Once installed on the device the app effectively becomes a backdoor to the device allowing operatives to monitor all the activity of the victims, such as the ability to read their messages, listen to their calls, monitor their location, and other espionage activity. Despite the care the apps’ creators have taken to remain undetected and difficult to peg to Bahamut’s flag, researchers have managed to attribute apps to Bahamut. This no small feat was done by analyzing the mistakes made by those creating the apps with researchers noting,
“For a group that historically set themselves apart by employing above average operational security and extremely skilled technical capabilities, Bahamut operators are, at the end of the day, still human. While their mistakes have been few, they have also proven devastating. BlackBerry found that the idiom "old habits die hard" applies to even the most advanced of threat groups,”

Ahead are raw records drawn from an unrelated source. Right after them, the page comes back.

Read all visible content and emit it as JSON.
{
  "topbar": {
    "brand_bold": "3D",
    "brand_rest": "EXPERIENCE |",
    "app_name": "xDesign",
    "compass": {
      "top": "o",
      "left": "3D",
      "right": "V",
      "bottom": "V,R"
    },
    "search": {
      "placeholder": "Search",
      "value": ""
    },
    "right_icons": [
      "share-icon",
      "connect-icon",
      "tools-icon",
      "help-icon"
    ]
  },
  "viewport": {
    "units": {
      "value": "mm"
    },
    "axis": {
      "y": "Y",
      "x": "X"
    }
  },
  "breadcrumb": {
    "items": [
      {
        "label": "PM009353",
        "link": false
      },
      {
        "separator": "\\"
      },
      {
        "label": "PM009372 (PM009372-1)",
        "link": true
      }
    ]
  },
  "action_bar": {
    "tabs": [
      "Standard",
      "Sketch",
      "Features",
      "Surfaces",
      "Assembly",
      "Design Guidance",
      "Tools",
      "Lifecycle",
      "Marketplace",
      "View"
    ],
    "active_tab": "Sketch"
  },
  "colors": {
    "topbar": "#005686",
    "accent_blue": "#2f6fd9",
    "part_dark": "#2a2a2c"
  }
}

The question remains, for what purpose is so much effort spent to remain in the shadows. When Russian hackers brought the concepts of disinformation and fake news to the front of people's attention with attempts at influencing the outcomes of elections the purpose was clearly political in that it undermined a geopolitical rival. What of Bahamut? Those attacks that have been attributed to Bahamut show such a wide range of interests, geographies, political differences, and economic sectors researchers concluded that Bahamut operates as a hacker-for-hire organization. In practice, they seem to operate like cyber mercenaries with their skills and operational security rented out to those willing to pay for the pleasure. Given the level of care given to campaigns and the skill with which campaigns conducted it can only be assumed that hiring Bahamut comes with a hefty price tag.
For governments, large corporations, and the incredibly wealthy outsourcing cyber espionage operations to a third party like Bahamut can be an attractive idea. The groups focus on remaining undetected and applying high levels of operational security to campaigns provides a level of plausible deniability. To that effect, researchers concluded,
“The ever-expanding story of cyberespionage will undoubtedly continue well past our own lifetimes and is sure to define new norms in international relations. But as the new chapters in that story are written, the lessons and warnings of the past should not be forgotten. Jorge Luis Borges reminded us of one of them in his description of the Bahamut in The Book of Imaginary Beings. Quoting Edward Lane’s Arabian Society in the Middle Ages, he noted that God created the Bahamut to support the earth. And God placed water under the Bahamut for support, and under the water, darkness. But, he wrote, “the knowledge of mankind fails as to what is under the darkness” (Borges, 1967). Even when mercenary groups appear to surface briefly in security research, their true sponsors may forever remain in the dark”